In northern Alabama, storms dumped between two and four inches of rain, leading to flooding and road closures. The same system spawned tornados and severe weather, killing five in Alabama and Tennessee.
According to the National Weather Service, streams are starting to crest. While the rain helped douse wildfires, there are concerns the water could bring other damages.
“We are experiencing some small mudslides and rockslides because there’s no longer that foliage that’s holding everything together,” said Greg Miller, chief of the Gatlinburg Fire Department. “We’re having to go back into areas that we thought were previously cleared and accessible and go through some of our same processes over again.”

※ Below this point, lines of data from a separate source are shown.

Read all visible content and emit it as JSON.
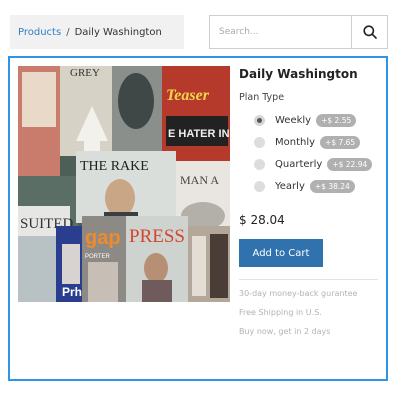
{
  "breadcrumb": {
    "parent": "Products",
    "separator": "/",
    "current": "Daily Washington"
  },
  "search": {
    "placeholder": "Search...",
    "value": "",
    "icon": "search-icon"
  },
  "product": {
    "title": "Daily Washington",
    "image_alt": "Magazine rack photo",
    "plan_label": "Plan Type",
    "plans": [
      {
        "name": "Weekly",
        "price": "+$ 2.55",
        "selected": true
      },
      {
        "name": "Monthly",
        "price": "+$ 7.65",
        "selected": false
      },
      {
        "name": "Quarterly",
        "price": "+$ 22.94",
        "selected": false
      },
      {
        "name": "Yearly",
        "price": "+$ 38.24",
        "selected": false
      }
    ],
    "price": "$ 28.04",
    "add_to_cart": "Add to Cart",
    "notes": [
      "30-day money-back gurantee",
      "Free Shipping in U.S.",
      "Buy now, get in 2 days"
    ],
    "image_text": {
      "grey": "GREY",
      "teaser": "Teaser",
      "hater": "E HATER IN",
      "rake": "THE RAKE",
      "suited": "SUITED",
      "gap": "gap",
      "press": "PRESS",
      "porter": "PORTER",
      "man": "MAN A",
      "prh": "Prh"
    }
  },
  "colors": {
    "accent_border": "#2f95e6",
    "link": "#2f80c8",
    "button": "#2f72ad",
    "badge": "#b0b0b0"
  }
}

Those in Tennessee are still trying to come to terms with the massive fires that swept through the Great Smokey Mountains this week, destroying more than 150 buildings and injuring close to 50 people.
The fire was the result of a worsening drought in that area of the U.S. The latest drought monitor shows nearly 55 percent of the southeast is experiencing some level of drought, with the worst pockets in Alabama and Georgia
Nearly two-thirds of Georgia is in extreme or exceptional drought.